> [Problem to work on]:
Would you set down each line of the data below exactly?

(Provided data Opens)

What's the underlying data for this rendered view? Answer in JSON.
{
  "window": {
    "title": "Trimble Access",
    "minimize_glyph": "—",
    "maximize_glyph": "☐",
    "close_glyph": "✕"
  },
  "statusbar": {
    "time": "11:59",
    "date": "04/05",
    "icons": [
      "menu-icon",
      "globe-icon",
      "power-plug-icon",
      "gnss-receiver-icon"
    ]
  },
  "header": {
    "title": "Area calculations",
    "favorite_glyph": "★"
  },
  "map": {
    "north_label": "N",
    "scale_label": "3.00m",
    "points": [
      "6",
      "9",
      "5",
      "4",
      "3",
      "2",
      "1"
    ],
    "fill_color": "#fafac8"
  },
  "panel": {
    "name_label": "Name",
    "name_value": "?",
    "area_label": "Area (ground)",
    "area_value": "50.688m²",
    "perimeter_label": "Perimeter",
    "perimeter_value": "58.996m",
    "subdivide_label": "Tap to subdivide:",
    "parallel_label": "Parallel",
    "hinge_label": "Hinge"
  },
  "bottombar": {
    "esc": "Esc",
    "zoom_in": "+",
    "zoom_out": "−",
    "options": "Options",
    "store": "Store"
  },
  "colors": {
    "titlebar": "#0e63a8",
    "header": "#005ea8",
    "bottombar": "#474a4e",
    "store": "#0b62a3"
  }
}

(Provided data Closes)

> [Solution]:
What's the underlying data for this rendered view? Answer in JSON.
{
  "window": {
    "title": "Trimble Access",
    "minimize_glyph": "—",
    "maximize_glyph": "☐",
    "close_glyph": "✕"
  },
  "statusbar": {
    "time": "11:59",
    "date": "04/05",
    "icons": [
      "menu-icon",
      "globe-icon",
      "power-plug-icon",
      "gnss-receiver-icon"
    ]
  },
  "header": {
    "title": "Area calculations",
    "favorite_glyph": "★"
  },
  "map": {
    "north_label": "N",
    "scale_label": "3.00m",
    "points": [
      "6",
      "9",
      "5",
      "4",
      "3",
      "2",
      "1"
    ],
    "fill_color": "#fafac8"
  },
  "panel": {
    "name_label": "Name",
    "name_value": "?",
    "area_label": "Area (ground)",
    "area_value": "50.688m²",
    "perimeter_label": "Perimeter",
    "perimeter_value": "58.996m",
    "subdivide_label": "Tap to subdivide:",
    "parallel_label": "Parallel",
    "hinge_label": "Hinge"
  },
  "bottombar": {
    "esc": "Esc",
    "zoom_in": "+",
    "zoom_out": "−",
    "options": "Options",
    "store": "Store"
  },
  "colors": {
    "titlebar": "#0e63a8",
    "header": "#005ea8",
    "bottombar": "#474a4e",
    "store": "#0b62a3"
  }
}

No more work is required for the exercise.